VC1 = VC2 = VC3 = VAB = 12V

In the following circuit the capacitors, C1, C2 and C3 are all connected together in a parallel branch between points A and B as shown.


When capacitors are connected together in parallel the total or equivalent capacitance, CT in the circuit is equal to the sum of all the individual capacitors added together. The currents flowing through each capacitor and as we saw in the previous tutorial are related to the voltage. Then by applying Kirchoff's Current Law, (KCL) to the above circuit, we have


and this can be re-written as:


Then we can define the total or equivalent circuit capacitance, CT as being the sum of all the individual capacitances add together giving us the generalized equation of


Parallel Capacitors Equation


When adding together capacitors in parallel, they must all be converted to the same capacitance units, whether it is uF, nF or pF. Also, we can see that the current flowing through the total capacitance value, CT is the same as the total circuit current, iT

We can also define the total capacitance of the parallel circuit from the total stored charge using the Q = CV equation for charge on a capacitors plates. The total charge QT stored on all the plates equals the sum of the individual stored charges on each capacitor therefore,


We can divide through by the voltage, (V) this is because it is common to both sides. Also, the number of Capacitors in Parallel is not important for this equation, and can therefore be generalized for any number of parallel capacitors connected together.


Example No1

Taking the three capacitor values from the above example, we can calculate the total equivalent circuit capacitance as being:

CT = C1 + C2 + C3 = 0.1uF + 0.2uF + 0.3uF = 0.6uF

One important point to remember about parallel connected capacitor circuits, the total capacitance (CT) of any two or more capacitors connected together in parallel will always be GREATER than the value of the largest capacitor in the group and in our example above  CT = 0.6uF whereas the largest value capacitor is only 0.3uF.

When 4, 5, 6 or even more capacitors are connected together the total capacitance of the circuit CT would still be the sum of all the individual capacitors added together and the total capacitance of a parallel circuit is always greater than the highest value capacitor. This is because we have increased the total surface area of the plates.

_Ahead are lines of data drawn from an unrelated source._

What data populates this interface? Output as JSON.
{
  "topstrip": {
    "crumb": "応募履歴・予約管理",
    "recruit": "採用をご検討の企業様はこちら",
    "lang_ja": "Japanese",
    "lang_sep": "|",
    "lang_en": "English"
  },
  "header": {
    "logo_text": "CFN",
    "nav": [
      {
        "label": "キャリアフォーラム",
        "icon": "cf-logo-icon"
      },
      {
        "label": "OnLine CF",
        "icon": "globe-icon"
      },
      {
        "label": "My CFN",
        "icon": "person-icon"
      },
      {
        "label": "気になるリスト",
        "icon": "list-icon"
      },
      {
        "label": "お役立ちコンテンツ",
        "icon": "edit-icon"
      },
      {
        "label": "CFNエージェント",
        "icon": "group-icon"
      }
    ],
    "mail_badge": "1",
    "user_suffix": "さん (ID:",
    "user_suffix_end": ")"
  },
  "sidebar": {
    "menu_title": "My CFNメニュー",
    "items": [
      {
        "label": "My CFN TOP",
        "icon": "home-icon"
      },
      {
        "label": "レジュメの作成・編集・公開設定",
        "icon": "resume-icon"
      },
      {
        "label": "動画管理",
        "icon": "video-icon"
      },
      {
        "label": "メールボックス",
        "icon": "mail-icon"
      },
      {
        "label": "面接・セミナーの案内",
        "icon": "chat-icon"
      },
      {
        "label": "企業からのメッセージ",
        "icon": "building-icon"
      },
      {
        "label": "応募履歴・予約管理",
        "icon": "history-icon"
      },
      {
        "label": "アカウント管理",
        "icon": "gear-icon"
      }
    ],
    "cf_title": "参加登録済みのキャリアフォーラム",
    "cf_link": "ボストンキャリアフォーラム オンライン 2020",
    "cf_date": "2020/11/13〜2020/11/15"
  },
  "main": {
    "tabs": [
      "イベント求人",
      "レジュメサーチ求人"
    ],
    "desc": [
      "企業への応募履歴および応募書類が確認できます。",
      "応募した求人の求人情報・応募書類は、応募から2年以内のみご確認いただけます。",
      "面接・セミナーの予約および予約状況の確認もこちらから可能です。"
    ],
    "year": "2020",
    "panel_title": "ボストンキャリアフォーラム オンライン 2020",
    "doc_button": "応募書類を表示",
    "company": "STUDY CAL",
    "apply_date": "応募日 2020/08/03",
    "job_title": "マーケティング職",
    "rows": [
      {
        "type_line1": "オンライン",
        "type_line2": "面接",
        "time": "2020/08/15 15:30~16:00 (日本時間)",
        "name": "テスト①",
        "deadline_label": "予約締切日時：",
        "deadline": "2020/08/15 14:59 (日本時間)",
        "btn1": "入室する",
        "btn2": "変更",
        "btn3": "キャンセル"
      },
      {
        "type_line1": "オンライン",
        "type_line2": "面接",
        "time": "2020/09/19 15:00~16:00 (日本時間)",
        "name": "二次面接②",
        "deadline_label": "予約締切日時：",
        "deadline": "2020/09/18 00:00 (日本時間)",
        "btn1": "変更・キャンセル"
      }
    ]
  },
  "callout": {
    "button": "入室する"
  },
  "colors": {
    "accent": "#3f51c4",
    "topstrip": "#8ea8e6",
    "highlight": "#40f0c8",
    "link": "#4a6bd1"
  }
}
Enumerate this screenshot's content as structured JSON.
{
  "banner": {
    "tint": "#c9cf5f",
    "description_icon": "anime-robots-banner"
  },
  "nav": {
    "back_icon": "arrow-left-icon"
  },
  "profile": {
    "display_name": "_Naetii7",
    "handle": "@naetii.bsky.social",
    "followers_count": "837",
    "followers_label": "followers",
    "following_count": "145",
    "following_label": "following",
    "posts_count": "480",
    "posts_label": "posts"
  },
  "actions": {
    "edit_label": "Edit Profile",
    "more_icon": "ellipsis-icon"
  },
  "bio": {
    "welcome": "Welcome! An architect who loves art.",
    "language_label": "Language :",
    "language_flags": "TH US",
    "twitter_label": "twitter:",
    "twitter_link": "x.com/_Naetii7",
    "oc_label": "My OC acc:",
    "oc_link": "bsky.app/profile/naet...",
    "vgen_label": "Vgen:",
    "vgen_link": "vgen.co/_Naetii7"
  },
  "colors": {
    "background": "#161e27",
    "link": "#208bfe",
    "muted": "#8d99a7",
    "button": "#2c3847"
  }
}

If we do this with two identical capacitors, we have effectively doubled the surface area of the plates and this doubles the capacitance of the combination and so on.


Example No2

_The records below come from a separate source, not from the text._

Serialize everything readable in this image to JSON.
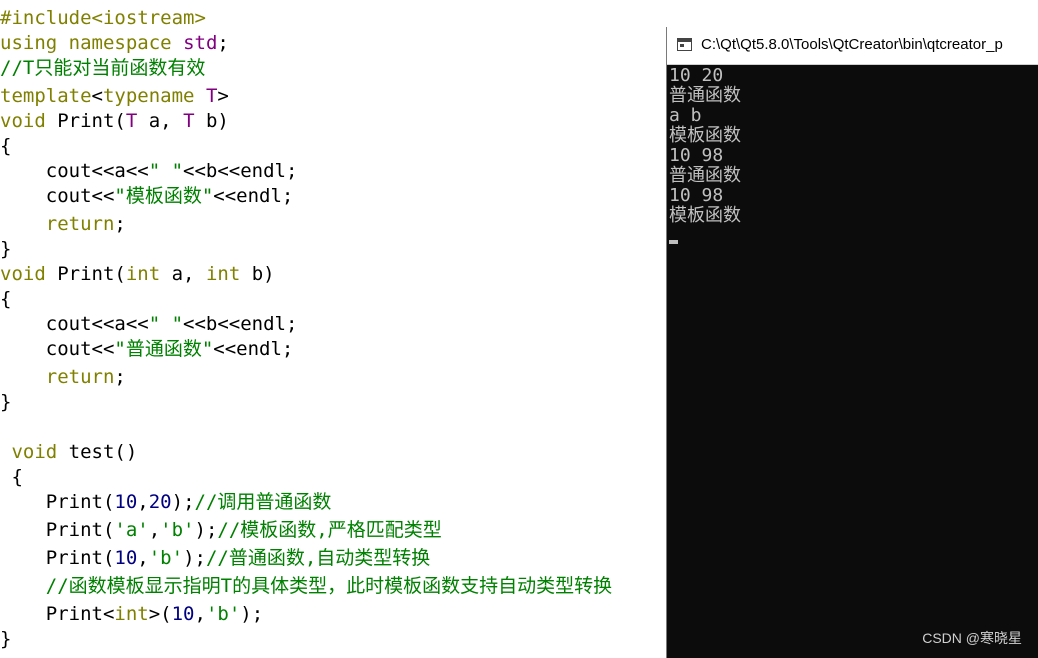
{
  "editor": {
    "lines": [
      [
        "#include",
        "<iostream>"
      ],
      [
        "using",
        " ",
        "namespace",
        " ",
        "std",
        ";"
      ],
      [
        "//T只能对当前函数有效"
      ],
      [
        "template",
        "<",
        "typename",
        " ",
        "T",
        ">"
      ],
      [
        "void",
        " Print(",
        "T",
        " a, ",
        "T",
        " b)"
      ],
      [
        "{"
      ],
      [
        "    cout<<a<<",
        "\" \"",
        "<<b<<endl;"
      ],
      [
        "    cout<<",
        "\"模板函数\"",
        "<<endl;"
      ],
      [
        "    ",
        "return",
        ";"
      ],
      [
        "}"
      ],
      [
        "void",
        " Print(",
        "int",
        " a, ",
        "int",
        " b)"
      ],
      [
        "{"
      ],
      [
        "    cout<<a<<",
        "\" \"",
        "<<b<<endl;"
      ],
      [
        "    cout<<",
        "\"普通函数\"",
        "<<endl;"
      ],
      [
        "    ",
        "return",
        ";"
      ],
      [
        "}"
      ],
      [
        " ",
        "void",
        " test()"
      ],
      [
        " {"
      ],
      [
        "    Print(",
        "10",
        ",",
        "20",
        ");",
        "//调用普通函数"
      ],
      [
        "    Print(",
        "'a'",
        ",",
        "'b'",
        ");",
        "//模板函数,严格匹配类型"
      ],
      [
        "    Print(",
        "10",
        ",",
        "'b'",
        ");",
        "//普通函数,自动类型转换"
      ],
      [
        "    ",
        "//函数模板显示指明T的具体类型，此时模板函数支持自动类型转换"
      ],
      [
        "    Print<",
        "int",
        ">(",
        "10",
        ",",
        "'b'",
        ");"
      ],
      [
        "}"
      ]
    ]
  },
  "console": {
    "title": "C:\\Qt\\Qt5.8.0\\Tools\\QtCreator\\bin\\qtcreator_p",
    "output": [
      "10 20",
      "普通函数",
      "a b",
      "模板函数",
      "10 98",
      "普通函数",
      "10 98",
      "模板函数"
    ]
  },
  "watermark": "CSDN @寒晓星"
}
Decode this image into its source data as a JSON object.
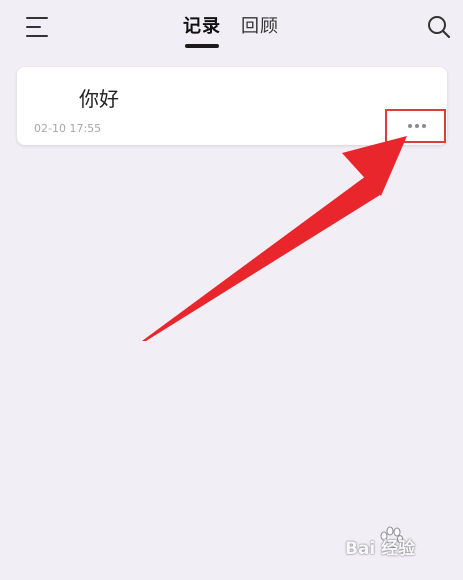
{
  "header": {
    "tabs": [
      {
        "label": "记录",
        "active": true
      },
      {
        "label": "回顾",
        "active": false
      }
    ],
    "menu_icon": "menu-icon",
    "search_icon": "search-icon"
  },
  "notes": [
    {
      "content": "你好",
      "time": "02-10 17:55",
      "more_icon": "more-icon"
    }
  ],
  "annotation": {
    "color": "#e8262c"
  },
  "watermark": {
    "text": "Bai 经验",
    "logo": "baidu-paw-logo"
  },
  "colors": {
    "background": "#f1eff5",
    "card": "#ffffff",
    "time_text": "#a7a7ad"
  }
}
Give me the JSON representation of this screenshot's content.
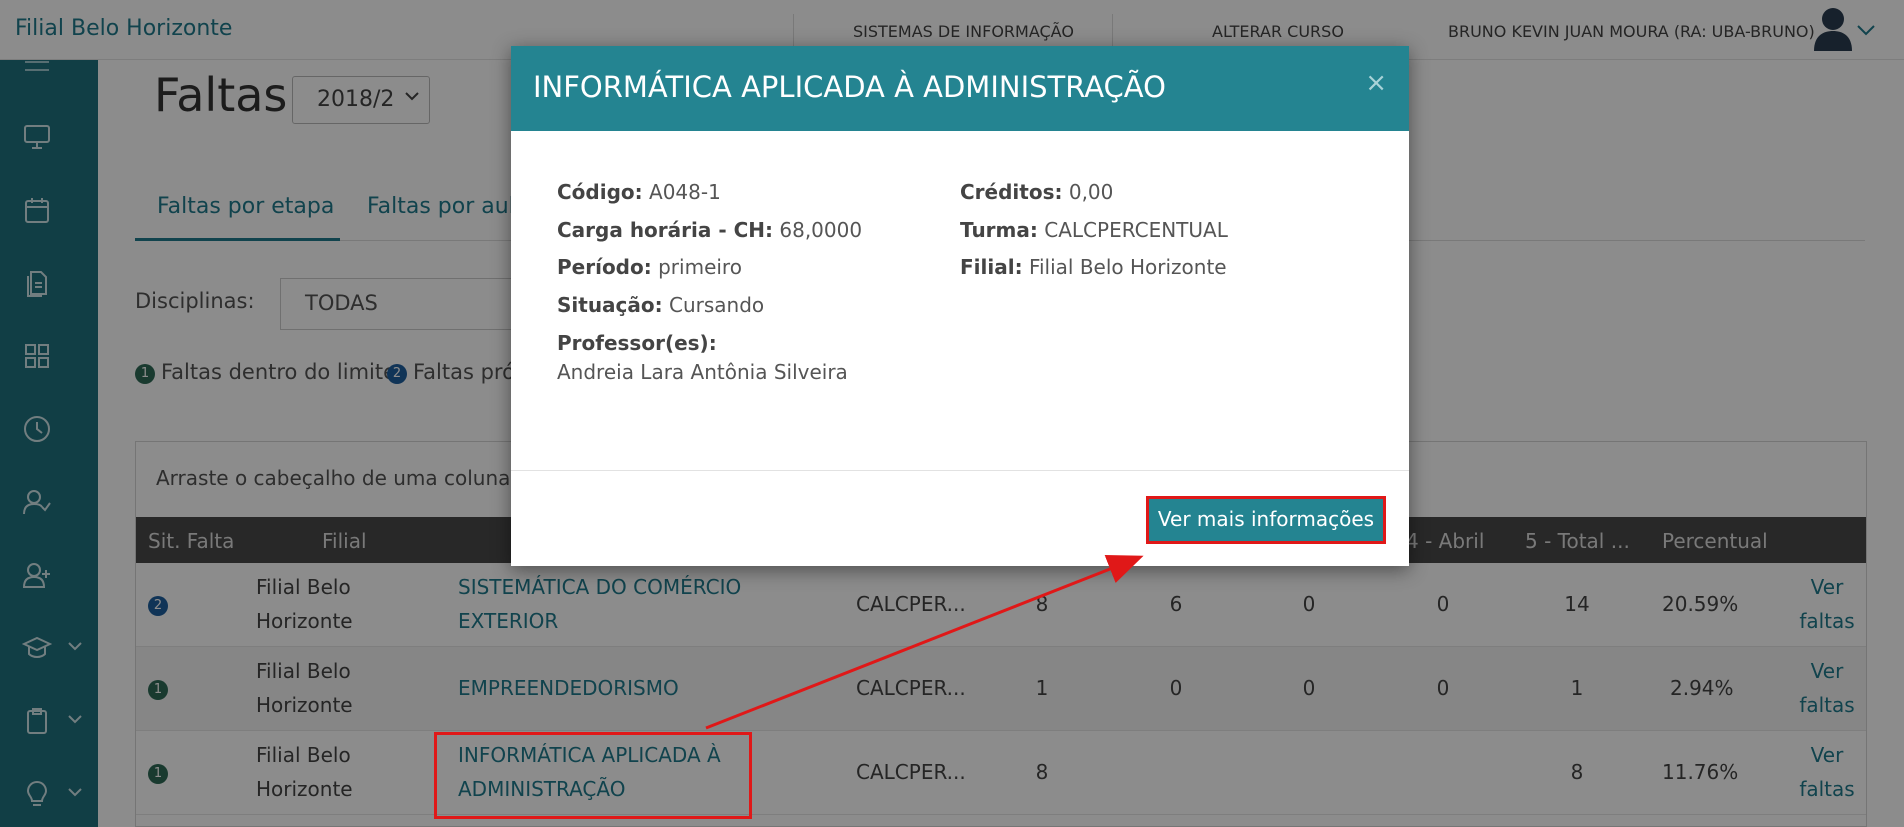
{
  "topbar": {
    "brand": "Filial Belo Horizonte",
    "nav_sistemas": "SISTEMAS DE INFORMAÇÃO",
    "nav_alterar": "ALTERAR CURSO",
    "user": "BRUNO KEVIN JUAN MOURA (RA: UBA-BRUNO)"
  },
  "sidebar": {
    "items": [
      "menu-icon",
      "monitor-icon",
      "calendar-icon",
      "documents-icon",
      "grid-icon",
      "clock-icon",
      "user-check-icon",
      "user-add-icon",
      "graduation-cap-icon",
      "clipboard-icon",
      "lightbulb-icon"
    ]
  },
  "page": {
    "title": "Faltas:",
    "semester": "2018/2",
    "tab1": "Faltas por etapa",
    "tab2": "Faltas por aula",
    "disc_label": "Disciplinas:",
    "disc_value": "TODAS",
    "legend1_num": "1",
    "legend1": "Faltas dentro do limite",
    "legend2_num": "2",
    "legend2": "Faltas pró",
    "grid_hint": "Arraste o cabeçalho de uma coluna e s"
  },
  "grid": {
    "headers": {
      "sit": "Sit. Falta",
      "filial": "Filial",
      "abril": "4 - Abril",
      "total": "5 - Total ...",
      "percentual": "Percentual"
    },
    "rows": [
      {
        "badge": "2",
        "filial1": "Filial Belo",
        "filial2": "Horizonte",
        "disc1": "SISTEMÁTICA DO COMÉRCIO",
        "disc2": "EXTERIOR",
        "turma": "CALCPER...",
        "c1": "8",
        "c2": "6",
        "c3": "0",
        "c4": "0",
        "total": "14",
        "pct": "20.59%",
        "vf1": "Ver",
        "vf2": "faltas"
      },
      {
        "badge": "1",
        "filial1": "Filial Belo",
        "filial2": "Horizonte",
        "disc1": "EMPREENDEDORISMO",
        "disc2": "",
        "turma": "CALCPER...",
        "c1": "1",
        "c2": "0",
        "c3": "0",
        "c4": "0",
        "total": "1",
        "pct": "2.94%",
        "vf1": "Ver",
        "vf2": "faltas"
      },
      {
        "badge": "1",
        "filial1": "Filial Belo",
        "filial2": "Horizonte",
        "disc1": "INFORMÁTICA APLICADA À",
        "disc2": "ADMINISTRAÇÃO",
        "turma": "CALCPER...",
        "c1": "8",
        "c2": "",
        "c3": "",
        "c4": "",
        "total": "8",
        "pct": "11.76%",
        "vf1": "Ver",
        "vf2": "faltas"
      }
    ]
  },
  "modal": {
    "title": "INFORMÁTICA APLICADA À ADMINISTRAÇÃO",
    "close": "×",
    "codigo_label": "Código:",
    "codigo": "A048-1",
    "ch_label": "Carga horária - CH:",
    "ch": "68,0000",
    "periodo_label": "Período:",
    "periodo": "primeiro",
    "situacao_label": "Situação:",
    "situacao": "Cursando",
    "professor_label": "Professor(es):",
    "professor": "Andreia Lara Antônia Silveira",
    "creditos_label": "Créditos:",
    "creditos": "0,00",
    "turma_label": "Turma:",
    "turma": "CALCPERCENTUAL",
    "filial_label": "Filial:",
    "filial": "Filial Belo Horizonte",
    "button": "Ver mais informações"
  },
  "colors": {
    "primary": "#248491",
    "sidebar": "#20727f",
    "highlight": "#e01818"
  }
}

Calculate the combined capacitance in micro-Farads (uF) of the following capacitors when they are connected together in a parallel combination:

a)  two capacitors each with a capacitance of 47nF

b)  one capacitor of 470nF connected in parallel to a capacitor of 1uF

a) Total Capacitance,

CT = C1 + C2 = 47nF + 47nF = 94nF or 0.094uF

b) Total Capacitance,

CT = C1 + C2 = 470nF + 1uF

therefore, CT = 470nF + 1000nF = 1470nF or 1.47uF

So, the total or equivalent capacitance, CT of a circuit containing Capacitors in Parallel is the sum of the all the individual capacitances added together and in our next tutorial about Capacitors, we look at connecting together Capacitors in Series and the affect this combination has on the circuits total capacitance, voltage and current.

Reproduced with permission from Wayne Storr )
Written by Wayne Storr

Wayne Storr